◆ Exercise aim: Where a line below holds the string "icon", that line goes into the answer.

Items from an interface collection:
◆ ◆ ◆

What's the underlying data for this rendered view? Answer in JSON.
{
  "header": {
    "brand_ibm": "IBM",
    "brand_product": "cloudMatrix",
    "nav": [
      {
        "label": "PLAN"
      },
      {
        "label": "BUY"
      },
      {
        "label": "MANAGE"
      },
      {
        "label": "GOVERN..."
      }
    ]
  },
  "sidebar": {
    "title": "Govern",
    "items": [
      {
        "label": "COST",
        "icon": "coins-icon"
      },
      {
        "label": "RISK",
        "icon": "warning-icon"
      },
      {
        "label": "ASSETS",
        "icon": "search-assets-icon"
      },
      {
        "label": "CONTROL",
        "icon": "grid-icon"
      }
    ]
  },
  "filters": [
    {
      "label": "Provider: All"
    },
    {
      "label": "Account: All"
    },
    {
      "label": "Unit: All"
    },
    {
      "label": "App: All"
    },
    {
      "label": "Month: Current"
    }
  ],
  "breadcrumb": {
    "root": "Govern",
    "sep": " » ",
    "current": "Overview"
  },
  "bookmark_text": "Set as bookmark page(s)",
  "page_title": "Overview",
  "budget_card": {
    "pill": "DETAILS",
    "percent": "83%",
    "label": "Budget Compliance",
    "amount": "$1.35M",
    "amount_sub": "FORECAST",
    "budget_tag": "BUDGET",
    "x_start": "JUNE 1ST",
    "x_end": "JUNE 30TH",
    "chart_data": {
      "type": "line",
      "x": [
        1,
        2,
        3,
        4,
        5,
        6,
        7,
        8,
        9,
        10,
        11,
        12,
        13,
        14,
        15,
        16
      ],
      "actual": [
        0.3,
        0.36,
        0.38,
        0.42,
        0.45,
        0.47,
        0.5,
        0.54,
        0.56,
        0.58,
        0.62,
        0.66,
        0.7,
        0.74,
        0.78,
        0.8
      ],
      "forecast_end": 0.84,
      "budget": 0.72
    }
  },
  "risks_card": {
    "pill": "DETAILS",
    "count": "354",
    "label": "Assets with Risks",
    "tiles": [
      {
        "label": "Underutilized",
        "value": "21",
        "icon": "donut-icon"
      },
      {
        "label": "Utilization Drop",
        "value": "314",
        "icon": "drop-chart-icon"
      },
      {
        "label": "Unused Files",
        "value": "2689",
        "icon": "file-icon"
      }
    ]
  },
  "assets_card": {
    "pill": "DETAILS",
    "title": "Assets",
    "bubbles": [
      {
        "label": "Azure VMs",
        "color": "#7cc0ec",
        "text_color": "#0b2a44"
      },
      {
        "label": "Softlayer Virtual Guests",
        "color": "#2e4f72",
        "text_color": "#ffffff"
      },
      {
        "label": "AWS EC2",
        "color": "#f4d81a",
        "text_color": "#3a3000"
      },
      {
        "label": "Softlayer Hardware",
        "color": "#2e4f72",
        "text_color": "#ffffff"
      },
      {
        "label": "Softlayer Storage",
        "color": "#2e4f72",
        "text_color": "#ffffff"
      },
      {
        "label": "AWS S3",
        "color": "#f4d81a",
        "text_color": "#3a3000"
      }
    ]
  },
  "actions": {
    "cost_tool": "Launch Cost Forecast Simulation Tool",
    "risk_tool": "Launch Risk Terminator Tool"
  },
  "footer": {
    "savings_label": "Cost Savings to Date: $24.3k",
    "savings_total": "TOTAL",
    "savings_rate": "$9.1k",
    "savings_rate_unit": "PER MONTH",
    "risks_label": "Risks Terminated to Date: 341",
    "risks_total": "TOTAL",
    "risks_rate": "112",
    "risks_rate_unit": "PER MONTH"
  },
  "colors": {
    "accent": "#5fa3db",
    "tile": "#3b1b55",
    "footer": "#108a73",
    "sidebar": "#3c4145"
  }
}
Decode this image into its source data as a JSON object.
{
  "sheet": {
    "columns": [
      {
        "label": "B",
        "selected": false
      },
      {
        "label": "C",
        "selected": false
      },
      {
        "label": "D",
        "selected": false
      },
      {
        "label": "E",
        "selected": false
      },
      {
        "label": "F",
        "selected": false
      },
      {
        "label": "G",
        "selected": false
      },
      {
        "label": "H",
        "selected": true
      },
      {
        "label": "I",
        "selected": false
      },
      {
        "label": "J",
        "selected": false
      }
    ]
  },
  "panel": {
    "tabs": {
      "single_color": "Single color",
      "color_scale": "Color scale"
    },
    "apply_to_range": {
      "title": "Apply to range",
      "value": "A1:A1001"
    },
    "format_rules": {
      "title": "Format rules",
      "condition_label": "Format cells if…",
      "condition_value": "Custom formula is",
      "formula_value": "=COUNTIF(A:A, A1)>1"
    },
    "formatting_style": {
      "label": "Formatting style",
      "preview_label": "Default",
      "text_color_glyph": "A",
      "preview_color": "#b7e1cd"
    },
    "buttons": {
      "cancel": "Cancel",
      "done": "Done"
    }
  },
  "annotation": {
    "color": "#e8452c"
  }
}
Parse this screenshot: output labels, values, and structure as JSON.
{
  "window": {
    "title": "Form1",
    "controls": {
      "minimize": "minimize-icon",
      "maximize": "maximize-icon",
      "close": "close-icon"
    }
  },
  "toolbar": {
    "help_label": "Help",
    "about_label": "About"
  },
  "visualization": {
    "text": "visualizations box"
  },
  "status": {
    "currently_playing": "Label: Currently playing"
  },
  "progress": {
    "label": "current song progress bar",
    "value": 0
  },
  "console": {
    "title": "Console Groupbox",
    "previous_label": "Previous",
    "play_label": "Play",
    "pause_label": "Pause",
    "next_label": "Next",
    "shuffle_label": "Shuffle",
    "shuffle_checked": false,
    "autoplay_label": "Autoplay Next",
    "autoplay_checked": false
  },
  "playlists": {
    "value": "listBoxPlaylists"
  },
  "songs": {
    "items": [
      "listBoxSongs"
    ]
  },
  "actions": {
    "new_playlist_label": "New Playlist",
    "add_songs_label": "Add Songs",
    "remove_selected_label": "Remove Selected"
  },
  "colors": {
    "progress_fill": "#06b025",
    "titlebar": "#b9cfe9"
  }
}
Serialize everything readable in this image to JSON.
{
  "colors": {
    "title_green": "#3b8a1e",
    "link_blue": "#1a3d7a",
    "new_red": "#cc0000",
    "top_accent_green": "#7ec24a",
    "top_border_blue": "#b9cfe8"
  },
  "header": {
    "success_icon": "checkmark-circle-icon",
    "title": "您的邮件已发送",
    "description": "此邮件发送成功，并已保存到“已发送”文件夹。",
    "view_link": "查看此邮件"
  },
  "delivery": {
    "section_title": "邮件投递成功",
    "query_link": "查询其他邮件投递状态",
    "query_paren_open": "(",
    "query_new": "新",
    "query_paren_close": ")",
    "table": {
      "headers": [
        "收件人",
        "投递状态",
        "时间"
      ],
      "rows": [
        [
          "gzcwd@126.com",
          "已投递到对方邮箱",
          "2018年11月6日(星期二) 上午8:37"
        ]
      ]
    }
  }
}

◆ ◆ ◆

◆ Response:
        "icon": "coins-icon"
        "icon": "warning-icon"
        "icon": "search-assets-icon"
        "icon": "grid-icon"
        "icon": "donut-icon"
        "icon": "drop-chart-icon"
        "icon": "file-icon"
      "minimize": "minimize-icon",
      "maximize": "maximize-icon",
      "close": "close-icon"
    "success_icon": "checkmark-circle-icon",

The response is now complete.